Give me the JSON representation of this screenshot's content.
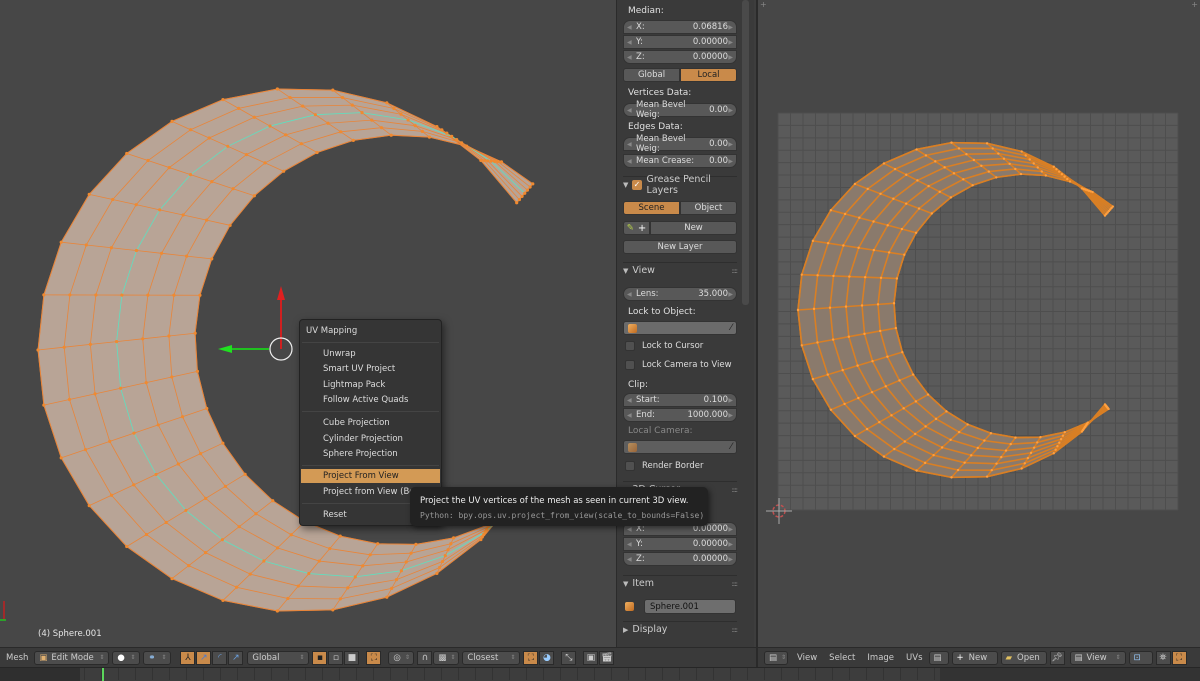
{
  "viewport3d": {
    "object_label": "(4) Sphere.001",
    "context_menu": {
      "title": "UV Mapping",
      "groups": [
        [
          "Unwrap",
          "Smart UV Project",
          "Lightmap Pack",
          "Follow Active Quads"
        ],
        [
          "Cube Projection",
          "Cylinder Projection",
          "Sphere Projection"
        ],
        [
          "Project From View",
          "Project from View (Bounds)"
        ],
        [
          "Reset"
        ]
      ],
      "items": [
        "Unwrap",
        "Smart UV Project",
        "Lightmap Pack",
        "Follow Active Quads",
        "Cube Projection",
        "Cylinder Projection",
        "Sphere Projection",
        "Project From View",
        "Project from View (Bo",
        "Reset"
      ],
      "highlighted": "Project From View"
    },
    "tooltip": {
      "description": "Project the UV vertices of the mesh as seen in current 3D view.",
      "python": "Python: bpy.ops.uv.project_from_view(scale_to_bounds=False)"
    }
  },
  "properties_panel": {
    "median_label": "Median:",
    "median": [
      {
        "label": "X:",
        "value": "0.06816"
      },
      {
        "label": "Y:",
        "value": "0.00000"
      },
      {
        "label": "Z:",
        "value": "0.00000"
      }
    ],
    "space_toggle": {
      "options": [
        "Global",
        "Local"
      ],
      "active": "Local"
    },
    "vertices_data_label": "Vertices Data:",
    "vertices_mean_bevel": {
      "label": "Mean Bevel Weig:",
      "value": "0.00"
    },
    "edges_data_label": "Edges Data:",
    "edges_mean_bevel": {
      "label": "Mean Bevel Weig:",
      "value": "0.00"
    },
    "edges_mean_crease": {
      "label": "Mean Crease:",
      "value": "0.00"
    },
    "grease_pencil": {
      "title": "Grease Pencil Layers",
      "enabled": true,
      "source": {
        "options": [
          "Scene",
          "Object"
        ],
        "active": "Scene"
      },
      "new_label": "New",
      "new_layer_label": "New Layer"
    },
    "view": {
      "title": "View",
      "lens": {
        "label": "Lens:",
        "value": "35.000"
      },
      "lock_to_object_label": "Lock to Object:",
      "lock_to_cursor": {
        "label": "Lock to Cursor",
        "checked": false
      },
      "lock_camera_to_view": {
        "label": "Lock Camera to View",
        "checked": false
      },
      "clip_label": "Clip:",
      "clip_start": {
        "label": "Start:",
        "value": "0.100"
      },
      "clip_end": {
        "label": "End:",
        "value": "1000.000"
      },
      "local_camera_label": "Local Camera:",
      "render_border": {
        "label": "Render Border",
        "checked": false
      }
    },
    "cursor3d": {
      "title": "3D Cursor",
      "location": [
        {
          "label": "X:",
          "value": "0.00000"
        },
        {
          "label": "Y:",
          "value": "0.00000"
        },
        {
          "label": "Z:",
          "value": "0.00000"
        }
      ]
    },
    "item": {
      "title": "Item",
      "name": "Sphere.001"
    },
    "display": {
      "title": "Display"
    }
  },
  "header3d": {
    "menu": "Mesh",
    "mode": "Edit Mode",
    "orientation": "Global",
    "snap_target": "Closest"
  },
  "header_uv": {
    "menus": [
      "View",
      "Select",
      "Image",
      "UVs"
    ],
    "new_label": "New",
    "open_label": "Open",
    "view_label": "View"
  }
}
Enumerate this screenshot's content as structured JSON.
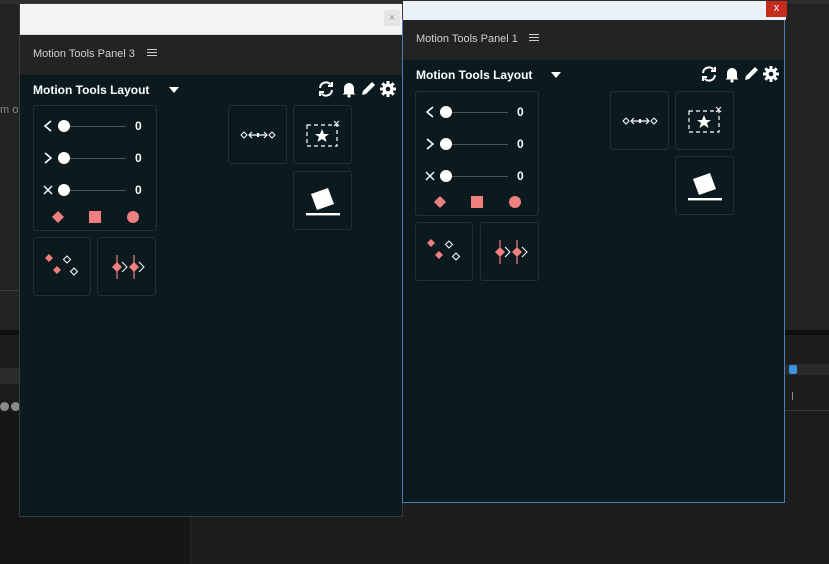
{
  "background": {
    "fragment_text": "m o"
  },
  "panels": [
    {
      "id": "panel3",
      "title": "Motion Tools Panel 3",
      "close_glyph": "×",
      "layout_title": "Motion Tools Layout",
      "sliders": [
        {
          "icon": "chevron-left-icon",
          "value": "0"
        },
        {
          "icon": "chevron-right-icon",
          "value": "0"
        },
        {
          "icon": "cross-icon",
          "value": "0"
        }
      ]
    },
    {
      "id": "panel1",
      "title": "Motion Tools Panel 1",
      "close_glyph": "x",
      "layout_title": "Motion Tools Layout",
      "sliders": [
        {
          "icon": "chevron-left-icon",
          "value": "0"
        },
        {
          "icon": "chevron-right-icon",
          "value": "0"
        },
        {
          "icon": "cross-icon",
          "value": "0"
        }
      ]
    }
  ],
  "colors": {
    "panel_bg": "#0b1a1f",
    "accent_pink": "#f08080",
    "active_border": "#4a7fb5",
    "close_red": "#c42b1c"
  },
  "icons": [
    "sync-icon",
    "bell-icon",
    "pencil-icon",
    "gear-icon",
    "diamond-distribute-icon",
    "star-selection-icon",
    "tilted-square-icon",
    "scatter-keyframes-icon",
    "keyframe-markers-icon"
  ]
}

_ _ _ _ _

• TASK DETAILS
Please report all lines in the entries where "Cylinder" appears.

• TASK OUTPUT
          "Cylinder Projection",
        "Cylinder Projection",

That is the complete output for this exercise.